Exciting results from an immunotherapy trial of patients with advanced blood cancers were announced during the American Association for the Advancement of Science Annual Meeting in Washington, DC.
Exciting results from an immunotherapy trial of patients with advanced blood cancers were announced during the American Association for the Advancement of Science Annual Meeting in Washington, DC. Stanley Riddell, MD, lead immunotherapy researcher and oncologist from Fred Hutchinson Cancer Research Center, shared the results as an update on new adoptive T-cell therapies.
The trial was designed to test the safety of an experimental immunotherapy in which a patient’s own T cells are reprogrammed. Reprogramming involves genetically engineering the T cells with synthetic molecules called chimeric antigen receptors (CAR), which help to target and destroy tumor cells. Clinical trial participants included patients with acute lymphoblastic leukemia (ALL), non-Hodgkin lymphoma (NHL), and chronic lymphocytic leukemia (CLL).
Twenty-seven out of 29 patients with ALL received a “living” immunotherapy treatment as part of one arm of the clinical trial and showed no trace of disease in their bone marrow following the infusions. Nineteen out of 30 patients with NHL experienced partial or complete responses. During his presentation, Dr. Riddell showed examples of patients whose tumors disappeared from imaging scans within weeks of the infusion, literally pounds of tumors-gone.
The patients in this small study experienced sustained remissions, according to preliminary results of the ongoing study. Some of the patients in the trial, which began in 2013, were not expected to survive for more than a few months because their disease had relapsed or became resistant to other treatments, said Dr. Riddell. Today, there is no sign of disease in these patients.
But, Dr. Riddell cautioned in a Fred Hutch news release, “Much like chemotherapy and radiotherapy, it’s not going to be a save-all.” Some patients may require additional or different treatments.
Recently, they revised their CAR T-cell therapy protocols to try to reduce severe side effects such as neurological symptoms and cytokine release syndrome (fevers, nausea, hypotension, and dyspnea)-especially in those patients with the highest tumor burdens. Giving the lowest doses of T cells to the patients with the highest tumor burdens reduced the risks of serious side effects.
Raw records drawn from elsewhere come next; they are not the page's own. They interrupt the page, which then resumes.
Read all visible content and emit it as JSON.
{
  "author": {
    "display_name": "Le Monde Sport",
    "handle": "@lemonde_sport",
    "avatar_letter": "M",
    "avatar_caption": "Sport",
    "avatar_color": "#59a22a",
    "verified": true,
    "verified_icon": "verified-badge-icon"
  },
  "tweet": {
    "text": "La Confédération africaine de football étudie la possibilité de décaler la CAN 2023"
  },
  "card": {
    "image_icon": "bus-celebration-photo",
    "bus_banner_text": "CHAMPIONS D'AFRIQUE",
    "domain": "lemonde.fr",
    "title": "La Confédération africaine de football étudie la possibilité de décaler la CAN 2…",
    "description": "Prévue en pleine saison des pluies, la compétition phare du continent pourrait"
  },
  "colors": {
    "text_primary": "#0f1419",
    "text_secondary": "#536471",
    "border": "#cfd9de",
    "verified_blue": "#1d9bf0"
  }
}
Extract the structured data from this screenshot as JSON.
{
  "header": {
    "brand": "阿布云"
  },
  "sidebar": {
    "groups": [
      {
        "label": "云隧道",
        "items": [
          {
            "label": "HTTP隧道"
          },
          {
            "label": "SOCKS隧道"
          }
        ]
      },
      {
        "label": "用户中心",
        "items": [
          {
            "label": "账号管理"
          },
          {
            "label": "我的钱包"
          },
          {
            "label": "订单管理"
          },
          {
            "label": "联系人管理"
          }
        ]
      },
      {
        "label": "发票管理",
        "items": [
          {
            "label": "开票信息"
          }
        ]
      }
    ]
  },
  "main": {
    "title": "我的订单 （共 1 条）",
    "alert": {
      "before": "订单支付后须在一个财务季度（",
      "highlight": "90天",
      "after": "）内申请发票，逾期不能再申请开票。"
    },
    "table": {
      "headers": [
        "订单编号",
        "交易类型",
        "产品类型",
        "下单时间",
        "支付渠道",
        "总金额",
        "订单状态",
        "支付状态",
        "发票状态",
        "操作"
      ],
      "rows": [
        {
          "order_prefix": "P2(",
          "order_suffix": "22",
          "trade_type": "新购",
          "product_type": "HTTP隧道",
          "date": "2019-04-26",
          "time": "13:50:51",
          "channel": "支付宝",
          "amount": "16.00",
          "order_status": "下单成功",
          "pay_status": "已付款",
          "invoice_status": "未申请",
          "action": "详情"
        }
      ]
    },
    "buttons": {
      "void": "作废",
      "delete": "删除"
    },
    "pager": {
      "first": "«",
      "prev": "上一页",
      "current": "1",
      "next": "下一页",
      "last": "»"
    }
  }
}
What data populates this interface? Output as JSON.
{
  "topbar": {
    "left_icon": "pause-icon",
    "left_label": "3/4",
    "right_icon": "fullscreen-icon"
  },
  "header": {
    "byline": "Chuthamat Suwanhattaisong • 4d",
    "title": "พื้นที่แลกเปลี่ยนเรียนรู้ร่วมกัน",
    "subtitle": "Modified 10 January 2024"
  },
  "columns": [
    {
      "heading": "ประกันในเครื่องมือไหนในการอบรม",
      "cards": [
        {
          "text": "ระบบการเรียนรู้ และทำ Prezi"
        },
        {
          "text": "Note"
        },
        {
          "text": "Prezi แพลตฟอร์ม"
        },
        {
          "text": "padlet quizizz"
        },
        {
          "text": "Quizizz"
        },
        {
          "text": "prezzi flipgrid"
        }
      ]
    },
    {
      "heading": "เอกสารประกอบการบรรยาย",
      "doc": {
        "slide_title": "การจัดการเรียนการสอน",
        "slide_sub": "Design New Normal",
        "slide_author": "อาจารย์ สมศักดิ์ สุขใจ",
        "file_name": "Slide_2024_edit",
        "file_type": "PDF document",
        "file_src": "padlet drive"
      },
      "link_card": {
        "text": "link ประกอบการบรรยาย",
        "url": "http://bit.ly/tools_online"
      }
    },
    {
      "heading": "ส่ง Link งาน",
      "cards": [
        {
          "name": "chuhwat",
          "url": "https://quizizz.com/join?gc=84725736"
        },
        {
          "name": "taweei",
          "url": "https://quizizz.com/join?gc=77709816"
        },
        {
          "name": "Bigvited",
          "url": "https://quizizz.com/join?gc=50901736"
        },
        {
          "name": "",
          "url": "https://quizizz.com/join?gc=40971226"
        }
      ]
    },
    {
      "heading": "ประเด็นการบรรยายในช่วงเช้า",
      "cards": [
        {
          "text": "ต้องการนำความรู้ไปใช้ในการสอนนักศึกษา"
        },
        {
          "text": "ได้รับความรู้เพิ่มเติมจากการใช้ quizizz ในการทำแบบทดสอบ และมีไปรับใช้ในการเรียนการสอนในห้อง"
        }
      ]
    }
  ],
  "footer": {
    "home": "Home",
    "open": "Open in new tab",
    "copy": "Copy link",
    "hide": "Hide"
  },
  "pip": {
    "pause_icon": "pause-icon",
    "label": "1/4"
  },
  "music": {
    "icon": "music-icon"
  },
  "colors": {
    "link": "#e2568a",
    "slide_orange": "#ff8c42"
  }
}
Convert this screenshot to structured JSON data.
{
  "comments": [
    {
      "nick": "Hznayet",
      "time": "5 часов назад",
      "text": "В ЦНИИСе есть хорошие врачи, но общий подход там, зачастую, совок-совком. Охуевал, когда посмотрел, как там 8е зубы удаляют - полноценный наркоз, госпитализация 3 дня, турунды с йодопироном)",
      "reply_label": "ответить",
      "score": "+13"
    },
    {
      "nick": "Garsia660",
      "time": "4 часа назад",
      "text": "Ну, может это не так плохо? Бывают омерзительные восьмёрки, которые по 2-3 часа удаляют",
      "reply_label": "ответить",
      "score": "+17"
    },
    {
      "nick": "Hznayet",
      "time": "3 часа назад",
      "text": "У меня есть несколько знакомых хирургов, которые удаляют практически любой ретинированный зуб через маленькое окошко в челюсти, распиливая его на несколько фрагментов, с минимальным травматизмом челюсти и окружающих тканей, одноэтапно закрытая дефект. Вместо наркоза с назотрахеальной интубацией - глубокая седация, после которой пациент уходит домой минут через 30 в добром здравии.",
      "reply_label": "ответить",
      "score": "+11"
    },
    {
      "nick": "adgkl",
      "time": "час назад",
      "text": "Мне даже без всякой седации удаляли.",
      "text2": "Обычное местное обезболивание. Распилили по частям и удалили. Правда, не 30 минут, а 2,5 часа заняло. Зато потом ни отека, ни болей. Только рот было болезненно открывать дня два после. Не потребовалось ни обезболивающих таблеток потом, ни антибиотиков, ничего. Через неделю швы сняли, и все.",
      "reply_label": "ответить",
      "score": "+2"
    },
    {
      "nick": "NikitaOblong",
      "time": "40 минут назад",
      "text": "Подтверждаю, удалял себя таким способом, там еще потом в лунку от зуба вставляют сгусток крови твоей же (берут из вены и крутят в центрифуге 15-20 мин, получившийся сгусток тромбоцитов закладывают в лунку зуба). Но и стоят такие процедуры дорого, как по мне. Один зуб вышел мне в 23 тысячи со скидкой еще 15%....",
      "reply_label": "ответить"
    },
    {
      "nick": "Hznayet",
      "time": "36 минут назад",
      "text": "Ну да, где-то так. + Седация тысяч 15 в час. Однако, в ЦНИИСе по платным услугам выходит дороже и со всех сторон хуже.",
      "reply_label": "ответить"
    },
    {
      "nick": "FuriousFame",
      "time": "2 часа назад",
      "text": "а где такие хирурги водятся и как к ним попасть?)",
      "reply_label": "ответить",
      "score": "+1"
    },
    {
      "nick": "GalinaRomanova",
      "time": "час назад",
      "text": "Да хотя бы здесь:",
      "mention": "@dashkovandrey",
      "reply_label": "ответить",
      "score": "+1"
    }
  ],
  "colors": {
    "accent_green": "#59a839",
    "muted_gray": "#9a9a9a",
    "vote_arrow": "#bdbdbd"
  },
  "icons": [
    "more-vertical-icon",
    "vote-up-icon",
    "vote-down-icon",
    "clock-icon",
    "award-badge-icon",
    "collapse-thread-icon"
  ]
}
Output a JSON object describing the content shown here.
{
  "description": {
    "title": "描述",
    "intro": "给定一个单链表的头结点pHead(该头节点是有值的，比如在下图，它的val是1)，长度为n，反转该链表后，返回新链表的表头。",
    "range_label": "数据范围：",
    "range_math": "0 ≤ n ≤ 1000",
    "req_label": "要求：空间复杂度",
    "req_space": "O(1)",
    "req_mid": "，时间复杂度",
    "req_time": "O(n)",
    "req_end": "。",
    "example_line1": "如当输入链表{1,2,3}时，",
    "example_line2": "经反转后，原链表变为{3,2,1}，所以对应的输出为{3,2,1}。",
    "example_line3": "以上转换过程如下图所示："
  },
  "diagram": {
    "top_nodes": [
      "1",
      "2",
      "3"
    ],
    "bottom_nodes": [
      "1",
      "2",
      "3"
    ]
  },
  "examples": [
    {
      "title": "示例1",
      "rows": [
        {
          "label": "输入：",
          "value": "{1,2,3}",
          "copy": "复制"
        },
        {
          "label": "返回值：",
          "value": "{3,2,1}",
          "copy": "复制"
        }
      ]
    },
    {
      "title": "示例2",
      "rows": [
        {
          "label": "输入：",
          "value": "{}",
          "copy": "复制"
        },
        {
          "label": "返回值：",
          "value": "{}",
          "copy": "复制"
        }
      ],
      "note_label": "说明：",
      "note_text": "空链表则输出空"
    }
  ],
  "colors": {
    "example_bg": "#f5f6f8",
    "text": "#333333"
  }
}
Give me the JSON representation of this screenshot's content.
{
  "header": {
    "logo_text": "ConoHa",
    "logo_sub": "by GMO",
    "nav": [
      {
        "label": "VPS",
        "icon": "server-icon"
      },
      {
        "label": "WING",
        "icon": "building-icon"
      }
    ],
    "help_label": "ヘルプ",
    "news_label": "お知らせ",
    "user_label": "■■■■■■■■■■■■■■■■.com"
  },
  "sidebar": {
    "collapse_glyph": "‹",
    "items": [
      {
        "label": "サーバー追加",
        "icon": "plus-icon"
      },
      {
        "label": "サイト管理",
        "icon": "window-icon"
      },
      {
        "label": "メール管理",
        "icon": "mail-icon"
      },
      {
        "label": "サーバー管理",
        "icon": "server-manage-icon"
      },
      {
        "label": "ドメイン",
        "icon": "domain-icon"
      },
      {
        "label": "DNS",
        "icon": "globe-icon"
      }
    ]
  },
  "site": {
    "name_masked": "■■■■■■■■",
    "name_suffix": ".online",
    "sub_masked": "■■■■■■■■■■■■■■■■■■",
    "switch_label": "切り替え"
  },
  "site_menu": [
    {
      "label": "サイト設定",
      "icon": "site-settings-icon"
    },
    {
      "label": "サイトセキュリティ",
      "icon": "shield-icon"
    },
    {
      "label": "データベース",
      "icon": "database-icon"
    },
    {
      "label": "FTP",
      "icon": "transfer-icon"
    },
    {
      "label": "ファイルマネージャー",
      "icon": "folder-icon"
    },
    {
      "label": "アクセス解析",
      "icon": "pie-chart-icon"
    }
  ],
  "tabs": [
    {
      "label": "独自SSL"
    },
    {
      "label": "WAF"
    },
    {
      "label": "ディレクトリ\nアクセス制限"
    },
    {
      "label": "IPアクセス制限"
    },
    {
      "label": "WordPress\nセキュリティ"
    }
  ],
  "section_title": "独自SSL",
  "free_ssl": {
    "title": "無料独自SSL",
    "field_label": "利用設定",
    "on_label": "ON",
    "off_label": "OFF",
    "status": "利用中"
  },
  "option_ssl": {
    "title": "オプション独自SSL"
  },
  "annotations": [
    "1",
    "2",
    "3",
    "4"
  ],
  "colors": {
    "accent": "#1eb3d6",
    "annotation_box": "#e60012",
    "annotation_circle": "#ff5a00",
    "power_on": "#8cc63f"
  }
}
Dr. Riddell and his team continue to refine ways to harness the human immune system to overcome cancer and other diseases. Researchers at his lab and other labs at Fred Hutch are developing the next generation of engineered T cells, which are expected to be safer.